For instance, certain retailers would strongly consider a mall location simply because being located in a shopping centre will drive traffic to their site. Restaurateurs may consider locations that can accommodate drive-thru's or pick-up only areas. You may also know that having an outside entrance rather than an in-mall entrance is important to your customer base. Perhaps being beside or near an anchor, like Walmart or another big box format, is key to realizing the traffic you need.
Understanding the physical attributes that are key to your success can be derived from your experience with other sites and help you guide your real estate brokers to offer up the right listings.
Where are the available sites/listings in the target area?
One question we constantly hear from our customers after having done some market planning and research is, “Now what?” What real estate is available and how can I make sure it meets the criteria I know I need to be successful?
Growing retailers can receive dozens of property opportunities from brokers every day, making it tough to stay aware of opportunities. Highly-rated properties also don’t sit vacant for long, making a timely evaluation system critical to securing the best opportunities.
Real estate departments need to guide their broker network to identify the properties based on the physical attributes you know are successful. Simple scorecards or templates provided to agents well ahead of time goes a long way in reducing the time spent on an analysis after they are submitted. Make sure your broker network sticks to your profile so your team is not wasting time chasing bad sites!
How do I prioritize listings to maximize the performance of the new site?
Efficiency is everything and having a consistent “scoring” mechanism for listing submissions by brokers or agents is important to reduce time to leasing negotiations. Traditionally, too many listings are being shared by email blasts from brokers and then sit in an inbox somewhere and don’t integrate with site selection work, leading to missed opportunities.
As site location intelligence technology evolves, real estate departments are moving to a more automated scoring system to prioritize listing as they come in. Submission portals are now available and they are integrated with an analytics engine that can score and automate the prioritization of listings. Imagine that you have ten new listings to evaluate when you come in every morning and they are already scored for you based on your predetermined criteria.
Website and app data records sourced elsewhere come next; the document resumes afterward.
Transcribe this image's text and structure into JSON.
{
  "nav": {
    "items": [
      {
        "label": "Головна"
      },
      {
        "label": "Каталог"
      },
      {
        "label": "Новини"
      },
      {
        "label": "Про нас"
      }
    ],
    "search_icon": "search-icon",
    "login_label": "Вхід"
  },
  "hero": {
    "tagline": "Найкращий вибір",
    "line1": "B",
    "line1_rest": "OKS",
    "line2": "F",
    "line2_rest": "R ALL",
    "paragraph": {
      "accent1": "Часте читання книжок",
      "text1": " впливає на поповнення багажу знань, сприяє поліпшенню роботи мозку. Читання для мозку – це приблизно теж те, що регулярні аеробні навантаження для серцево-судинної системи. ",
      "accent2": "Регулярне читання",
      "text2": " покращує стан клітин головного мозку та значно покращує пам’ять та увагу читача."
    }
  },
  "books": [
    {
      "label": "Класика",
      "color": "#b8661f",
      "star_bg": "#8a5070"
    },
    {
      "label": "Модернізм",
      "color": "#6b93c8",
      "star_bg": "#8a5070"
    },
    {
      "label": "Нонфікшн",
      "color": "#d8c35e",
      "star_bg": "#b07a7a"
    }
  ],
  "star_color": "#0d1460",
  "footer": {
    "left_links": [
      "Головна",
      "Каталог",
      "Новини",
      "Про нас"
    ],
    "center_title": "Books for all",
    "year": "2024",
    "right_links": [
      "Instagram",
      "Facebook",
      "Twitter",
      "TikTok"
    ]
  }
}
You now have your day or week planned out to dig further into the priority locations and begin cost-benefit analysis based on leasing costs and your capital budget.